Daniel Donovan of Boston's Inspectional Services checks out the snow scene during the recent blizzard.

Sections of Allston-Brighton and Dorchester received the most tickets for snow removal violations, according to numbers obtained from the city's Inspectional Services Department.

Between Dec. 10 and Jan. 4, 266 tickets were issued citywide. Ward 22, which makes up the northern half of Allston-Brighton, topped the list with 40 violations. Dorchester's Ward 15, which includes Fields Corner and Meeting House Hill, had 27 violations.

By contrast, Ward 8, which covers part of the South End and a sliver of Roxbury, had only one violation. The average for most neighborhoods was around a dozen.

Michael Mackan, chief of Boston's Code Enforcement Police, says that the numbers don't necessarily reflect where the most violations took place, but where the department's 16 officers were directed to go due to complaints.

"After the storm hits, code enforcement instead of being proactive becomes reactive to all the complaints coming in. So we can't really walk a neighborhood looking from street to street, we're running from complaint to complaint," he said. "I would say about 90 percent of these tickets would be the result of people calling in."

Mackan estimates more than 600 complaints were filed with the mayor's hotline, but says not all of them resulted in tickets, because sometimes people had already begun shoveling when officers arrived.

"It's quite a task. There are 700 streets in Dorchester alone, which means there's probably 1,400 sidewalks," Mackan said. Enforcement officers also handle trash, parking, vending, and illegal occupancy violations.

In July of 2010, the Supreme Judicial Court passed a decision to hold property owners liable for injuries due to snow or ice, reversing a 1883 decision that excused property owners for "natural accumulation" after shoveling. In December 2009, the city issued only 20 tickets, but Mackan has said that the uptick has more to do with the level of snowfall than the court ruling, which could potentially hold the city responsible for injuries that occur on sidewalks.

In Boston, owners of commercial property or residential buildings with more than six units have three hours after the snowfall ends to remove accumulated snow and ice, or they face up to $150 in fines per day. Owners of residential buildings with fewer than six residents have six hours before they face a $50-$100 fine.

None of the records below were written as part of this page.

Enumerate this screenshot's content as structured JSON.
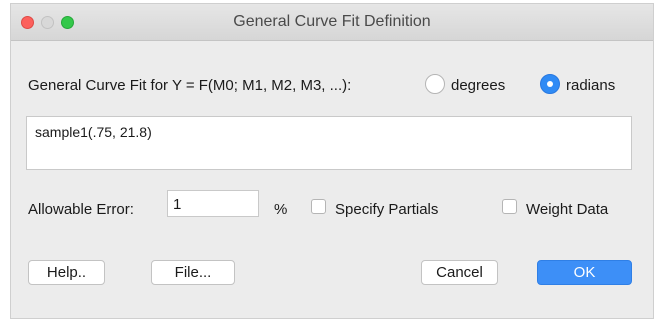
{
  "window": {
    "title": "General Curve Fit Definition"
  },
  "definition": {
    "label": "General Curve Fit for Y = F(M0; M1, M2, M3, ...):",
    "angle_units": {
      "options": [
        "degrees",
        "radians"
      ],
      "selected": "radians"
    },
    "formula": "sample1(.75, 21.8)"
  },
  "error": {
    "label": "Allowable Error:",
    "value": "1",
    "unit": "%"
  },
  "options": {
    "specify_partials": {
      "label": "Specify Partials",
      "checked": false
    },
    "weight_data": {
      "label": "Weight Data",
      "checked": false
    }
  },
  "buttons": {
    "help": "Help..",
    "file": "File...",
    "cancel": "Cancel",
    "ok": "OK"
  },
  "colors": {
    "accent": "#3d8ff7",
    "close_light": "#fc605c",
    "zoom_light": "#34c84a"
  }
}
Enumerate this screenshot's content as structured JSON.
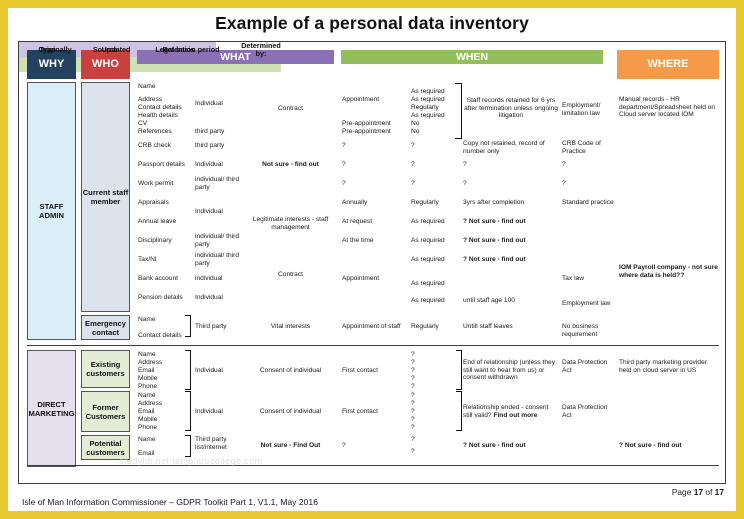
{
  "title": "Example of a personal data inventory",
  "headers": {
    "why": "WHY",
    "who": "WHO",
    "what": "WHAT",
    "when": "WHEN",
    "where": "WHERE",
    "what_sub": [
      "Type",
      "Source",
      "Legal basis"
    ],
    "when_sub": [
      "Originally",
      "Updated",
      "Retention period",
      "Determined by:"
    ]
  },
  "colors": {
    "why": "#24425f",
    "who": "#c9403f",
    "what": "#8a70b5",
    "what_sub": "#cfc3e3",
    "when": "#92bf5b",
    "when_sub": "#cfe0b2",
    "where": "#f59a48",
    "page_border": "#e8c930"
  },
  "sections": [
    {
      "why": "STAFF ADMIN",
      "who_groups": [
        {
          "who": "Current staff member"
        },
        {
          "who": "Emergency contact"
        }
      ]
    },
    {
      "why": "DIRECT MARKETING",
      "who_groups": [
        {
          "who": "Existing customers"
        },
        {
          "who": "Former Customers"
        },
        {
          "who": "Potential customers"
        }
      ]
    }
  ],
  "staff_admin": {
    "types": [
      "Name",
      "Address",
      "Contact details",
      "Health details",
      "CV",
      "References",
      "CRB check",
      "Passport details",
      "Work permit",
      "Appraisals",
      "Annual leave",
      "Disciplinary",
      "Tax/NI",
      "Bank account",
      "Pension details"
    ],
    "sources": {
      "individual_1": "Individual",
      "references": "third party",
      "crb": "third party",
      "passport": "Individual",
      "work_permit": "individual/ third party",
      "appraisals_leave": "Individual",
      "disciplinary": "individual/ third party",
      "taxni": "individual/ third party",
      "bank": "individual",
      "pension": "Individual"
    },
    "legal": {
      "contract_1": "Contract",
      "passport": "Not sure - find out",
      "legit": "Legitimate interests - staff management",
      "contract_2": "Contract"
    },
    "originally": {
      "appointment": "Appointment",
      "pre_appt_1": "Pre-appointment",
      "pre_appt_2": "Pre-appointment",
      "crb": "?",
      "passport": "?",
      "work_permit": "?",
      "appraisals": "Annually",
      "annual_leave": "At request",
      "disciplinary": "At the time",
      "bank": "Appointment"
    },
    "updated": {
      "r1": "As required",
      "r2": "As required",
      "r3": "Regularly",
      "r4": "As required",
      "r5": "No",
      "r6": "No",
      "crb": "?",
      "passport": "?",
      "work_permit": "?",
      "appraisals": "Regularly",
      "annual_leave": "As required",
      "disciplinary": "As required",
      "taxni": "As required",
      "bank": "As required",
      "pension": "As required"
    },
    "retention": {
      "staff_records": "Staff records retained for 6 yrs after termination unless ongoing litigation",
      "crb": "Copy not retained, record of number only",
      "passport": "?",
      "work_permit": "?",
      "appraisals": "3yrs after completion",
      "annual_leave": "? Not sure - find out",
      "disciplinary": "? Not sure - find out",
      "taxni": "? Not sure - find out",
      "pension": "until staff age 100"
    },
    "determined": {
      "employment": "Employment/ limitation law",
      "crb": "CRB Code of Practice",
      "passport": "?",
      "work_permit": "?",
      "appraisals": "Standard practice",
      "taxni": "Tax law",
      "pension": "Employment law"
    },
    "where": {
      "manual": "Manual records - HR department/Spreadsheet held on Cloud server located IOM",
      "payroll": "IOM Payroll company - not sure where data is held??"
    }
  },
  "emergency_contact": {
    "types": [
      "Name",
      "Contact details"
    ],
    "source": "Third party",
    "legal": "Vital interests",
    "originally": "Appointment of staff",
    "updated": "Regularly",
    "retention": "Untill staff leaves",
    "determined": "No business requirement",
    "where": ""
  },
  "direct_marketing": [
    {
      "types": [
        "Name",
        "Address",
        "Email",
        "Mobile",
        "Phone"
      ],
      "source": "Individual",
      "legal": "Consent of individual",
      "originally": "First contact",
      "updated": [
        "?",
        "?",
        "?",
        "?",
        "?"
      ],
      "retention": "End of relationship (unless they still want to hear from us) or consent withdrawn",
      "retention_bold": "",
      "determined": "Data Protection Act",
      "where": "Third party marketing provider held on cloud server in US"
    },
    {
      "types": [
        "Name",
        "Address",
        "Email",
        "Mobile",
        "Phone"
      ],
      "source": "Individual",
      "legal": "Consent of individual",
      "originally": "First contact",
      "updated": [
        "?",
        "?",
        "?",
        "?",
        "?"
      ],
      "retention": "Relationship ended - consent still valid?",
      "retention_bold": "Find out more",
      "determined": "Data Protection Act",
      "where": ""
    },
    {
      "types": [
        "Name",
        "Email"
      ],
      "source": "Third party list/internet",
      "legal": "Not sure - Find Out",
      "originally": "?",
      "updated": [
        "?",
        "?"
      ],
      "retention": "? Not sure - find out",
      "retention_bold": "",
      "determined": "",
      "where": "? Not sure - find out"
    }
  ],
  "footer": {
    "page_label_pre": "Page ",
    "page_current": "17",
    "page_mid": " of ",
    "page_total": "17",
    "source_line": "Isle of Man Information Commissioner – GDPR Toolkit Part 1, V1.1, May 2016"
  }
}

E-mail Cara Bayles at carabayles@gmail.com.


E-mail this article

Invalid E-mail address
Invalid E-mail address

Sending your article